That’s frustrating to health officials because there’s so much science behind the vaccines that require two doses. So many people want a spot in the vaccine line, but according to NBC News, in Florida alone, more than 40,000 people who got that chance with the first dose are now overdue for their second.
“The way the drug was approved was to have two doses for full immune response,” said Dr. Joseph Flynn, the Chief Administrative Officer for Norton Medical Group.
Thursday, Metro Health’s Dr. Sarah Moyer said that in Jefferson County, roughly 10 percent of people are not showing up for even the first appointment.
“I just think that it’s really important, if you are one of the lucky and privileged ones getting a spot that you keep that,” she said.

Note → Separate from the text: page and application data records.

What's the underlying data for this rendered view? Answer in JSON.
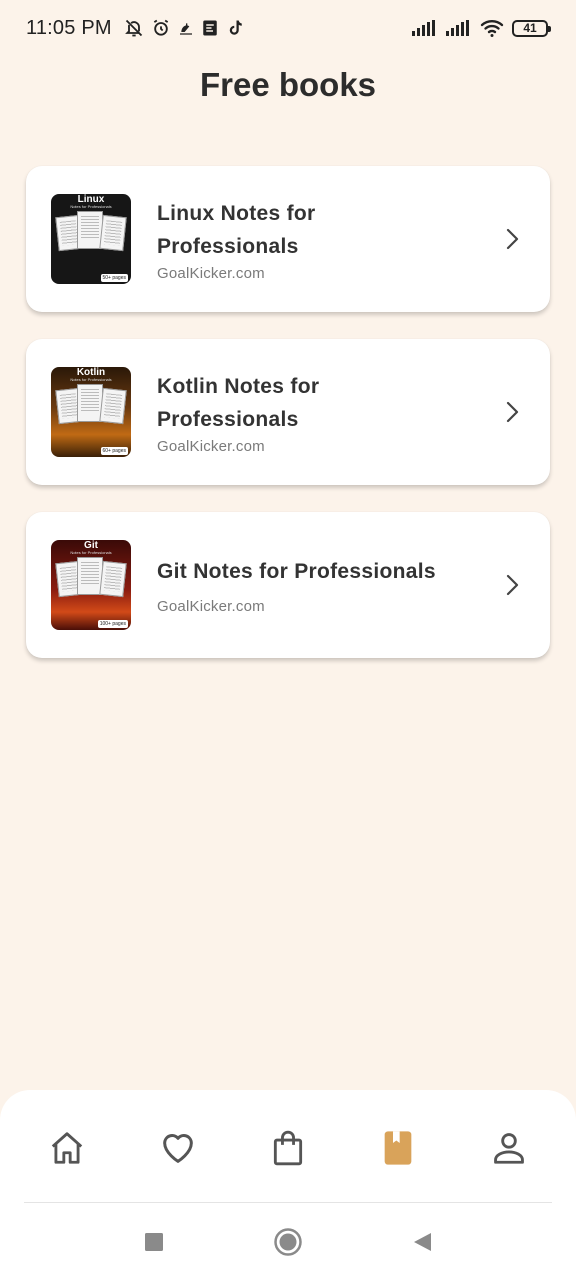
{
  "status_bar": {
    "time": "11:05 PM",
    "battery": "41",
    "left_icons": [
      "bell-off-icon",
      "alarm-icon",
      "notification-icon",
      "app-icon",
      "tiktok-icon"
    ],
    "right_icons": [
      "signal-icon",
      "signal-icon",
      "wifi-icon",
      "battery-icon"
    ]
  },
  "page": {
    "title": "Free books"
  },
  "books": [
    {
      "title_line1": "Linux Notes for",
      "title_line2": "Professionals",
      "publisher": "GoalKicker.com",
      "cover_title": "Linux",
      "cover_subtitle": "Notes for Professionals",
      "cover_badge": "50+ pages"
    },
    {
      "title_line1": "Kotlin Notes for",
      "title_line2": "Professionals",
      "publisher": "GoalKicker.com",
      "cover_title": "Kotlin",
      "cover_subtitle": "Notes for Professionals",
      "cover_badge": "60+ pages"
    },
    {
      "title_line1": "Git Notes for Professionals",
      "title_line2": "",
      "publisher": "GoalKicker.com",
      "cover_title": "Git",
      "cover_subtitle": "Notes for Professionals",
      "cover_badge": "100+ pages"
    }
  ],
  "bottom_nav": {
    "items": [
      "home-icon",
      "heart-icon",
      "shopping-bag-icon",
      "book-icon",
      "person-icon"
    ],
    "active_index": 3,
    "active_color": "#d9a35a",
    "inactive_color": "#555555"
  },
  "system_nav": [
    "recents-square-icon",
    "home-circle-icon",
    "back-triangle-icon"
  ],
  "colors": {
    "background": "#fcf3ea",
    "card": "#ffffff",
    "title_text": "#2c2c2c",
    "secondary_text": "#7a7a7a"
  }
}
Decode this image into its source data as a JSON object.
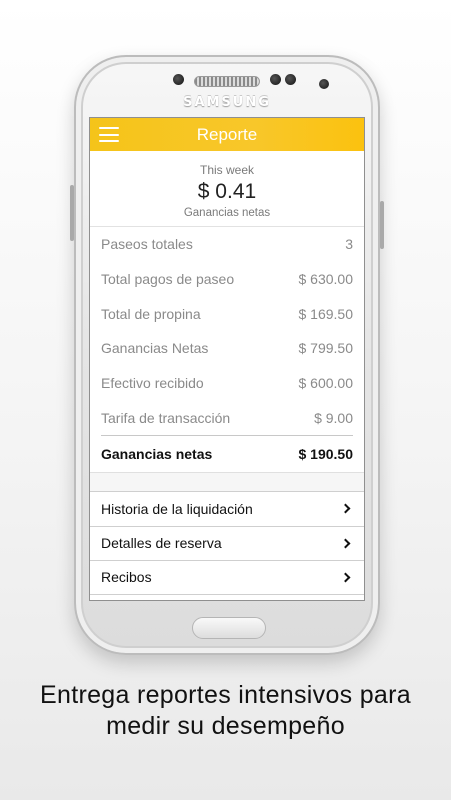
{
  "device": {
    "brand": "SAMSUNG"
  },
  "appbar": {
    "title": "Reporte",
    "menu_icon": "hamburger-menu-icon"
  },
  "summary": {
    "period": "This week",
    "amount": "$ 0.41",
    "label": "Ganancias netas"
  },
  "stats": [
    {
      "label": "Paseos totales",
      "value": "3"
    },
    {
      "label": "Total pagos de paseo",
      "value": "$ 630.00"
    },
    {
      "label": "Total de propina",
      "value": "$ 169.50"
    },
    {
      "label": "Ganancias Netas",
      "value": "$ 799.50"
    },
    {
      "label": "Efectivo recibido",
      "value": "$ 600.00"
    },
    {
      "label": "Tarifa de transacción",
      "value": "$ 9.00"
    }
  ],
  "total": {
    "label": "Ganancias netas",
    "value": "$ 190.50"
  },
  "nav": [
    {
      "label": "Historia de la liquidación",
      "icon": "chevron-right-icon"
    },
    {
      "label": "Detalles de reserva",
      "icon": "chevron-right-icon"
    },
    {
      "label": "Recibos",
      "icon": "chevron-right-icon"
    }
  ],
  "caption": {
    "line1": "Entrega reportes intensivos para",
    "line2": "medir su desempeño"
  },
  "colors": {
    "accent": "#f8c72a",
    "text": "#111111",
    "muted": "#8a8a8a"
  }
}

Flynn said that’s also true of those getting the second dose. He said skipping the second shot hasn’t become a problem locally for the time being because they’ve been meticulous about scheduling. He said if you only get the first dose, there’s no way of knowing how much immunity you actually have, or how long it will last, which could put you at risk.
Both Pfizer and Moderna require two doses. Flynn said the first dose is a primer.
“It fires up your immune system and starts recognizing, looking for those abnormal proteins or abnormal cells of the virus,” he said. “If you get the booster, now you’re completing that full circle of immunity to strengthen your immune response.”
Second-dose symptoms reportedly may have scared some seniors from going back,
“Most people, if not all, have very mild to moderate-at-most symptoms,” Flynn said. “We are talking about some fevers, chills and achiness.”
Flynn said that while he understands everyone fears the unknown, especially when it’s something new, the vaccines are extremely safe. As for those waiting for the Johnson & Johnson single-dose vaccine, it’s still in clinical trials and because it can be stored in a normal refrigerator, it may go first to areas of the country that don’t have extreme cold storage.